Five young Commodore Sloat Elementary School students -- crossing guards in training -- held stop signs and directed traffic along Darien Way under the supervision of a police officer this morning.
Under the new program, which will also be implemented at Alice Fong Yu Alternative School and Lakeshore Elementary School, students will be trained to help their classmates safely cross streets before and after school, with adult supervision.
Commodore Sloat Principal Greg John said Darien Way becomes "a little bit chaotic" in the times just before school starts and again when classes end for the day.
John said the school has tried various other ways to make the street safer but that he thinks student crossing guards are the best solution.
"When children are out here, adults slow down," he said. "It's waking people up, there are kids around. You need to look up and put away your cellphone."
AAA is supplying the neon green hats, sashes and badges that will be worn by the guards, as well as training videos, AAA traffic safety specialist Emma Olenberger said.
A similar program was in place until 2010, when a previous partnership between AAA and the city came to an end.

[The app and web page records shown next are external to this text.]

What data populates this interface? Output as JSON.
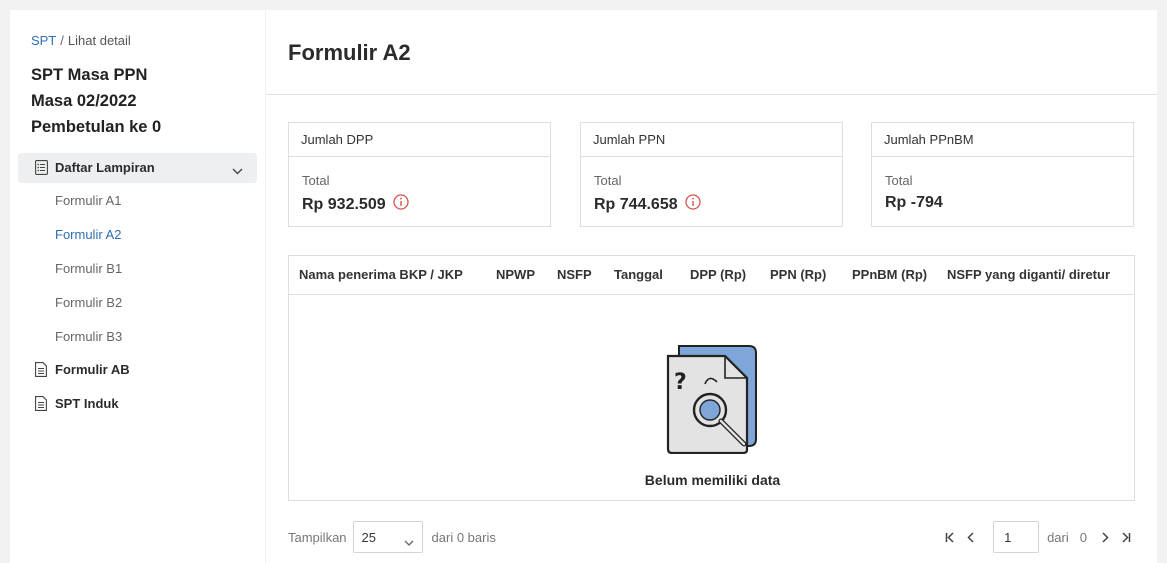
{
  "breadcrumb": {
    "root": "SPT",
    "separator": "/",
    "current": "Lihat detail"
  },
  "sidebar": {
    "title_line1": "SPT Masa PPN",
    "title_line2": "Masa 02/2022",
    "title_line3": "Pembetulan ke 0",
    "group_label": "Daftar Lampiran",
    "group_icon": "document-list-icon",
    "sub_items": [
      "Formulir A1",
      "Formulir A2",
      "Formulir B1",
      "Formulir B2",
      "Formulir B3"
    ],
    "active_item": "Formulir A2",
    "items": [
      {
        "label": "Formulir AB",
        "icon": "document-icon"
      },
      {
        "label": "SPT Induk",
        "icon": "document-icon"
      }
    ]
  },
  "page": {
    "title": "Formulir A2"
  },
  "cards": [
    {
      "header": "Jumlah DPP",
      "label": "Total",
      "value": "Rp 932.509",
      "has_info_icon": true
    },
    {
      "header": "Jumlah PPN",
      "label": "Total",
      "value": "Rp 744.658",
      "has_info_icon": true
    },
    {
      "header": "Jumlah PPnBM",
      "label": "Total",
      "value": "Rp -794",
      "has_info_icon": false
    }
  ],
  "table": {
    "columns": [
      "Nama penerima BKP / JKP",
      "NPWP",
      "NSFP",
      "Tanggal",
      "DPP (Rp)",
      "PPN (Rp)",
      "PPnBM (Rp)",
      "NSFP yang diganti/ diretur"
    ],
    "rows": [],
    "empty_text": "Belum memiliki data",
    "empty_icon": "empty-document-search-icon"
  },
  "pagination": {
    "show_label": "Tampilkan",
    "page_size": "25",
    "rows_text": "dari 0 baris",
    "page_value": "1",
    "of_label": "dari",
    "total_pages": "0"
  },
  "colors": {
    "accent": "#2f6fb3",
    "info_icon": "#d9534f",
    "illustration_blue": "#7fa6d9"
  }
}
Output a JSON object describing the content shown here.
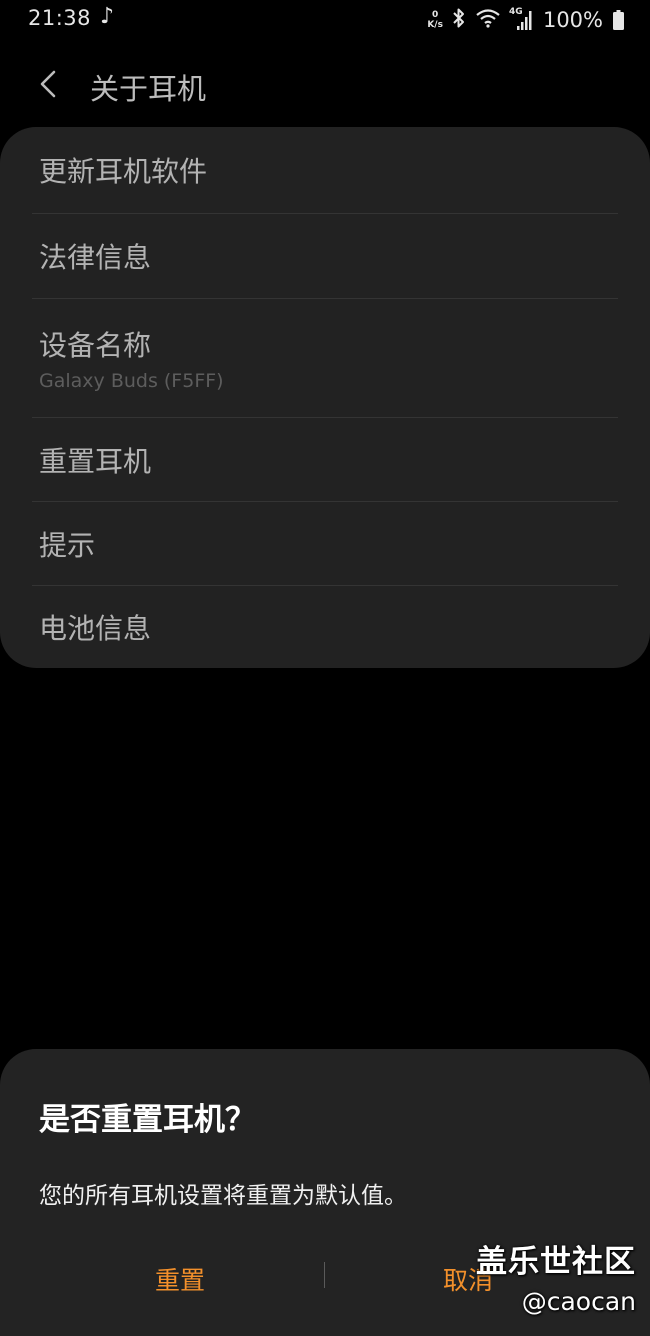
{
  "status_bar": {
    "time": "21:38",
    "net_speed_value": "0",
    "net_speed_unit": "K/s",
    "network_type": "4G",
    "battery": "100%"
  },
  "header": {
    "title": "关于耳机"
  },
  "settings": {
    "items": [
      {
        "label": "更新耳机软件"
      },
      {
        "label": "法律信息"
      },
      {
        "label": "设备名称",
        "sub": "Galaxy Buds (F5FF)"
      },
      {
        "label": "重置耳机"
      },
      {
        "label": "提示"
      },
      {
        "label": "电池信息"
      }
    ]
  },
  "dialog": {
    "title": "是否重置耳机？",
    "message": "您的所有耳机设置将重置为默认值。",
    "confirm_label": "重置",
    "cancel_label": "取消"
  },
  "watermark": {
    "title": "盖乐世社区",
    "handle": "@caocan"
  },
  "colors": {
    "accent": "#f3902b",
    "card_bg": "#222222",
    "dialog_bg": "#232323",
    "background": "#000000"
  }
}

The program was re-launched today by Supervisor Norman Yee, who secured funding to pay for the adult supervisors.
"It's about educating our kids so they can educate adults," he said.
Yee said he hopes success at the initial few schools "will make other schools want to be involved in this."
There is no timeline yet for when other schools might participate.
AAA assists with crossing guard programs involving more than 635,000 students at about 35,000 schools nationwide, Olenberger said.
"To get San Francisco back on board is great," she said. "We had a big hole here."